Exercise: Find every line below where the string "unit" shows up, and copy those lines.

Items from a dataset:
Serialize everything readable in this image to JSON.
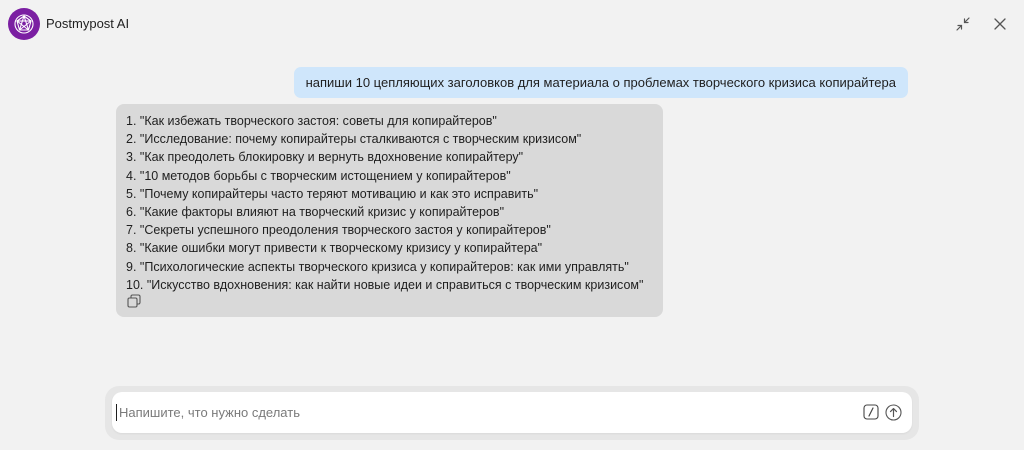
{
  "app": {
    "title": "Postmypost AI",
    "logo_color": "#7b1fa2"
  },
  "header": {
    "minimize_icon": "collapse-arrows-icon",
    "close_icon": "close-icon"
  },
  "conversation": {
    "user_message": "напиши 10 цепляющих заголовков для материала о проблемах творческого кризиса копирайтера",
    "assistant_items": [
      "1. \"Как избежать творческого застоя: советы для копирайтеров\"",
      "2. \"Исследование: почему копирайтеры сталкиваются с творческим кризисом\"",
      "3. \"Как преодолеть блокировку и вернуть вдохновение копирайтеру\"",
      "4. \"10 методов борьбы с творческим истощением у копирайтеров\"",
      "5. \"Почему копирайтеры часто теряют мотивацию и как это исправить\"",
      "6. \"Какие факторы влияют на творческий кризис у копирайтеров\"",
      "7. \"Секреты успешного преодоления творческого застоя у копирайтеров\"",
      "8. \"Какие ошибки могут привести к творческому кризису у копирайтера\"",
      "9. \"Психологические аспекты творческого кризиса у копирайтеров: как ими управлять\"",
      "10. \"Искусство вдохновения: как найти новые идеи и справиться с творческим кризисом\""
    ],
    "copy_icon": "copy-icon",
    "user_bubble_color": "#cfe6fb",
    "assistant_bubble_color": "#d9d9d9"
  },
  "composer": {
    "placeholder": "Напишите, что нужно сделать",
    "value": "",
    "slash_icon": "slash-command-icon",
    "send_icon": "send-arrow-icon"
  }
}
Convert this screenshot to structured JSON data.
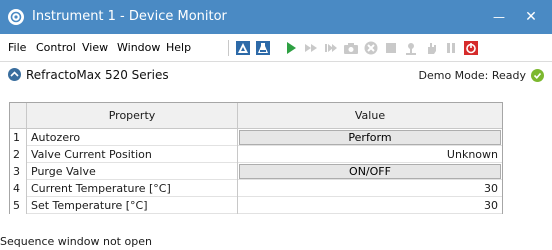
{
  "window": {
    "title": "Instrument 1 - Device Monitor",
    "min_glyph": "—",
    "close_glyph": "✕",
    "titlebar_color": "#4a8ac4"
  },
  "menu": {
    "items": [
      "File",
      "Control",
      "View",
      "Window",
      "Help"
    ]
  },
  "toolbar": {
    "icons": [
      {
        "name": "method-icon",
        "enabled": true,
        "color": "#2d6aa8"
      },
      {
        "name": "flask-icon",
        "enabled": true,
        "color": "#2d6aa8"
      },
      {
        "name": "run-icon",
        "enabled": true,
        "color": "#2ea043"
      },
      {
        "name": "fast-forward-icon",
        "enabled": false
      },
      {
        "name": "skip-icon",
        "enabled": false
      },
      {
        "name": "camera-icon",
        "enabled": false
      },
      {
        "name": "abort-icon",
        "enabled": false
      },
      {
        "name": "stop-icon",
        "enabled": false
      },
      {
        "name": "valve-icon",
        "enabled": false
      },
      {
        "name": "hand-icon",
        "enabled": false
      },
      {
        "name": "pause-icon",
        "enabled": false
      },
      {
        "name": "power-icon",
        "enabled": true,
        "color": "#d62b2b"
      }
    ]
  },
  "device": {
    "name": "RefractoMax 520 Series",
    "status": "Demo Mode: Ready",
    "status_color": "#7cb82f"
  },
  "grid": {
    "headers": {
      "property": "Property",
      "value": "Value"
    },
    "rows": [
      {
        "num": "1",
        "property": "Autozero",
        "value": "Perform",
        "kind": "button"
      },
      {
        "num": "2",
        "property": "Valve Current Position",
        "value": "Unknown",
        "kind": "text"
      },
      {
        "num": "3",
        "property": "Purge Valve",
        "value": "ON/OFF",
        "kind": "button"
      },
      {
        "num": "4",
        "property": "Current Temperature [°C]",
        "value": "30",
        "kind": "text"
      },
      {
        "num": "5",
        "property": "Set Temperature [°C]",
        "value": "30",
        "kind": "text"
      }
    ]
  },
  "statusbar": {
    "text": "Sequence window not open"
  }
}
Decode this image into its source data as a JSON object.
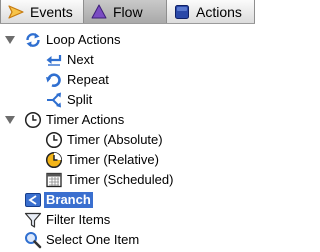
{
  "tabs": [
    {
      "label": "Events",
      "icon": "play-triangle-icon",
      "selected": false
    },
    {
      "label": "Flow",
      "icon": "purple-triangle-icon",
      "selected": true
    },
    {
      "label": "Actions",
      "icon": "blue-square-icon",
      "selected": false
    }
  ],
  "tree": {
    "loop_actions": {
      "label": "Loop Actions",
      "expanded": true,
      "icon": "loop-arrows-icon",
      "children": [
        {
          "label": "Next",
          "icon": "return-arrow-icon"
        },
        {
          "label": "Repeat",
          "icon": "repeat-circle-icon"
        },
        {
          "label": "Split",
          "icon": "split-arrows-icon"
        }
      ]
    },
    "timer_actions": {
      "label": "Timer Actions",
      "expanded": true,
      "icon": "clock-icon",
      "children": [
        {
          "label": "Timer (Absolute)",
          "icon": "clock-icon"
        },
        {
          "label": "Timer (Relative)",
          "icon": "yellow-clock-icon"
        },
        {
          "label": "Timer (Scheduled)",
          "icon": "calendar-icon"
        }
      ]
    },
    "branch": {
      "label": "Branch",
      "icon": "branch-icon",
      "selected": true
    },
    "filter_items": {
      "label": "Filter Items",
      "icon": "funnel-icon"
    },
    "select_one_item": {
      "label": "Select One Item",
      "icon": "magnifier-icon"
    }
  },
  "colors": {
    "selection": "#3a6fcf",
    "loop_blue": "#2f6fd0",
    "clock_yellow": "#f2b418",
    "tab_flow": "#6b3fb0",
    "tab_actions": "#2a48a8",
    "tab_events": "#e8a020"
  }
}
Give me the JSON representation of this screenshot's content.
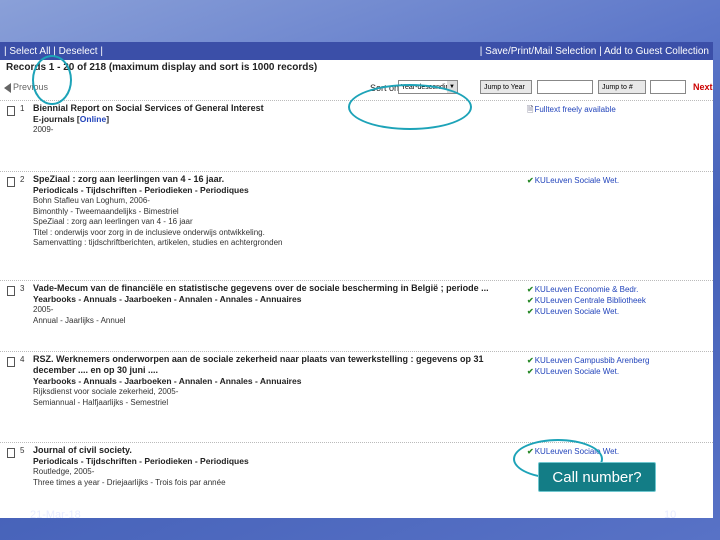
{
  "toolbar": {
    "left": "| Select All | Deselect |",
    "right": "| Save/Print/Mail Selection | Add to Guest Collection"
  },
  "records_info": "Records 1 - 20 of 218 (maximum display and sort is 1000 records)",
  "nav": {
    "previous": "Previous",
    "sort_label": "Sort on",
    "sort_value": "Year-descending",
    "jump_year": "Jump to Year",
    "jump_to": "Jump to #",
    "next": "Next"
  },
  "records": [
    {
      "num": "1",
      "title": "Biennial Report on Social Services of General Interest",
      "type_main": "E-journals",
      "type_link": "Online",
      "lines": [
        "2009-"
      ],
      "holdings": [
        {
          "icon": "document-icon",
          "text": "Fulltext freely available"
        }
      ]
    },
    {
      "num": "2",
      "title": "SpeZiaal : zorg aan leerlingen van 4 - 16 jaar.",
      "type_main": "Periodicals - Tijdschriften - Periodieken - Periodiques",
      "type_link": "",
      "lines": [
        "Bohn Stafleu van Loghum, 2006-",
        "Bimonthly - Tweemaandelijks - Bimestriel",
        "SpeZiaal : zorg aan leerlingen van 4 - 16 jaar",
        "Titel : onderwijs voor zorg in de inclusieve onderwijs ontwikkeling.",
        "Samenvatting : tijdschriftberichten, artikelen, studies en achtergronden"
      ],
      "holdings": [
        {
          "icon": "check-icon",
          "text": "KULeuven Sociale Wet."
        }
      ]
    },
    {
      "num": "3",
      "title": "Vade-Mecum van de financiële en statistische gegevens over de sociale bescherming in België ; periode ...",
      "type_main": "Yearbooks - Annuals - Jaarboeken - Annalen - Annales - Annuaires",
      "type_link": "",
      "lines": [
        "2005-",
        "Annual - Jaarlijks - Annuel"
      ],
      "holdings": [
        {
          "icon": "check-icon",
          "text": "KULeuven Economie & Bedr."
        },
        {
          "icon": "check-icon",
          "text": "KULeuven Centrale Bibliotheek"
        },
        {
          "icon": "check-icon",
          "text": "KULeuven Sociale Wet."
        }
      ]
    },
    {
      "num": "4",
      "title": "RSZ. Werknemers onderworpen aan de sociale zekerheid naar plaats van tewerkstelling : gegevens op 31 december .... en op 30 juni ....",
      "type_main": "Yearbooks - Annuals - Jaarboeken - Annalen - Annales - Annuaires",
      "type_link": "",
      "lines": [
        "Rijksdienst voor sociale zekerheid, 2005-",
        "Semiannual - Halfjaarlijks - Semestriel"
      ],
      "holdings": [
        {
          "icon": "check-icon",
          "text": "KULeuven Campusbib Arenberg"
        },
        {
          "icon": "check-icon",
          "text": "KULeuven Sociale Wet."
        }
      ]
    },
    {
      "num": "5",
      "title": "Journal of civil society.",
      "type_main": "Periodicals - Tijdschriften - Periodieken - Periodiques",
      "type_link": "",
      "lines": [
        "Routledge, 2005-",
        "Three times a year - Driejaarlijks - Trois fois par année"
      ],
      "holdings": [
        {
          "icon": "check-icon",
          "text": "KULeuven Sociale Wet."
        }
      ]
    }
  ],
  "annotation": {
    "callout": "Call number?",
    "color": "#1da3b8"
  },
  "footer": {
    "left": "21-Mar-18",
    "right": "10"
  }
}
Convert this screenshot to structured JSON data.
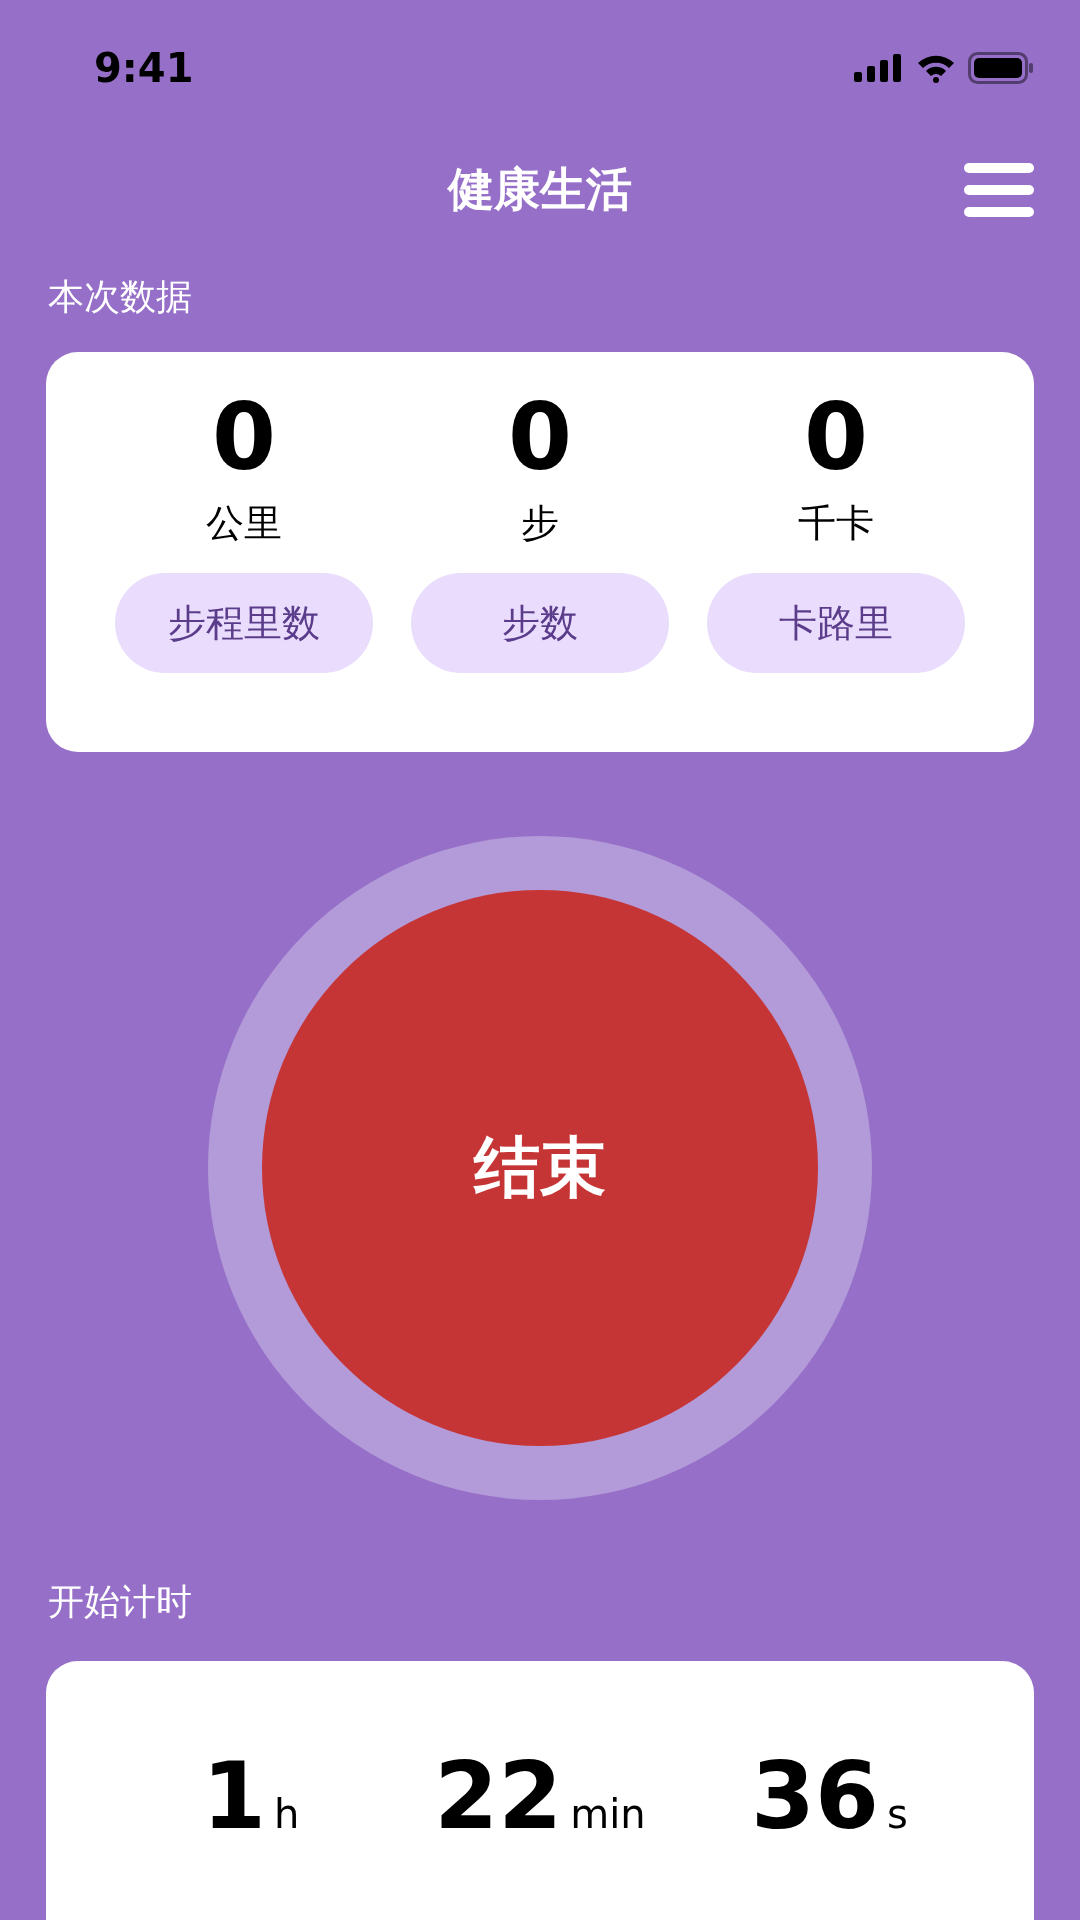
{
  "status_bar": {
    "time": "9:41"
  },
  "header": {
    "title": "健康生活"
  },
  "session": {
    "label": "本次数据",
    "stats": [
      {
        "value": "0",
        "unit": "公里",
        "button": "步程里数"
      },
      {
        "value": "0",
        "unit": "步",
        "button": "步数"
      },
      {
        "value": "0",
        "unit": "千卡",
        "button": "卡路里"
      }
    ]
  },
  "action_button": {
    "label": "结束"
  },
  "timer": {
    "label": "开始计时",
    "parts": [
      {
        "value": "1",
        "unit": "h"
      },
      {
        "value": "22",
        "unit": "min"
      },
      {
        "value": "36",
        "unit": "s"
      }
    ]
  }
}
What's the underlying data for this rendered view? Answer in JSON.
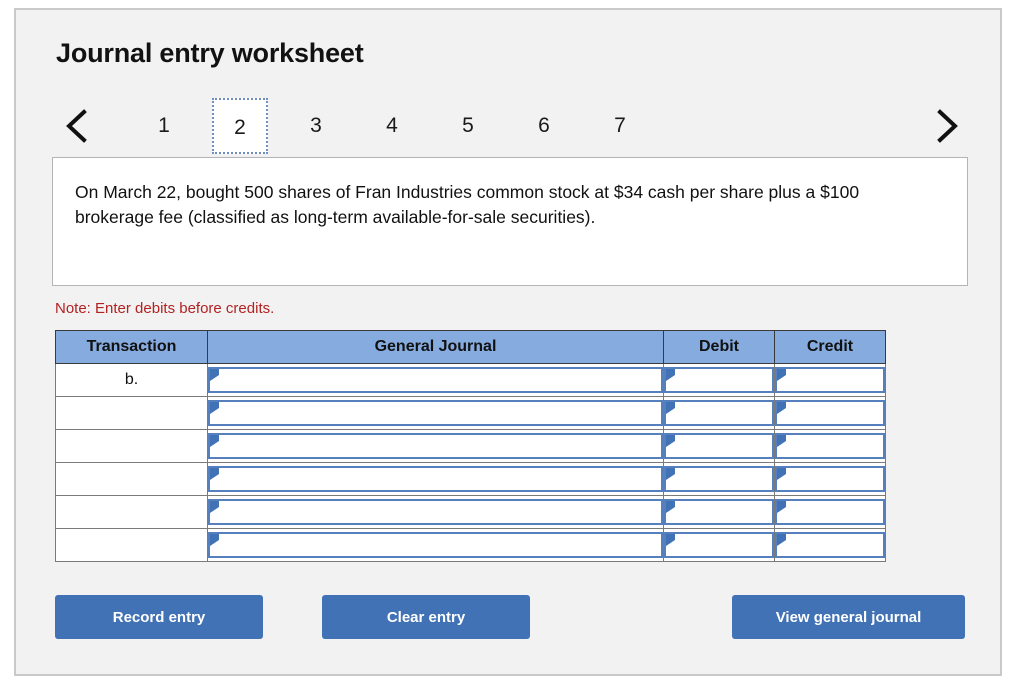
{
  "page": {
    "title": "Journal entry worksheet",
    "note": "Note: Enter debits before credits.",
    "prompt": "On March 22, bought 500 shares of Fran Industries common stock at $34 cash per share plus a $100 brokerage fee (classified as long-term available-for-sale securities)."
  },
  "pager": {
    "prev_icon": "chevron-left-icon",
    "next_icon": "chevron-right-icon",
    "active_tab": "2",
    "tabs": [
      {
        "label": "1",
        "active": false
      },
      {
        "label": "2",
        "active": true
      },
      {
        "label": "3",
        "active": false
      },
      {
        "label": "4",
        "active": false
      },
      {
        "label": "5",
        "active": false
      },
      {
        "label": "6",
        "active": false
      },
      {
        "label": "7",
        "active": false
      }
    ]
  },
  "table": {
    "headers": [
      "Transaction",
      "General Journal",
      "Debit",
      "Credit"
    ],
    "rows": [
      {
        "transaction": "b.",
        "general_journal": "",
        "debit": "",
        "credit": ""
      },
      {
        "transaction": "",
        "general_journal": "",
        "debit": "",
        "credit": ""
      },
      {
        "transaction": "",
        "general_journal": "",
        "debit": "",
        "credit": ""
      },
      {
        "transaction": "",
        "general_journal": "",
        "debit": "",
        "credit": ""
      },
      {
        "transaction": "",
        "general_journal": "",
        "debit": "",
        "credit": ""
      },
      {
        "transaction": "",
        "general_journal": "",
        "debit": "",
        "credit": ""
      }
    ]
  },
  "buttons": {
    "record": "Record entry",
    "clear": "Clear entry",
    "view": "View general journal"
  },
  "colors": {
    "header_blue": "#86abdf",
    "button_blue": "#4072b5",
    "field_border": "#5580bd",
    "note_red": "#b32222",
    "panel_bg": "#f2f2f2",
    "panel_border": "#c9c9c9"
  }
}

Reply:
        "unit": "公里",
        "unit": "步",
        "unit": "千卡",
        "unit": "h"
        "unit": "min"
        "unit": "s"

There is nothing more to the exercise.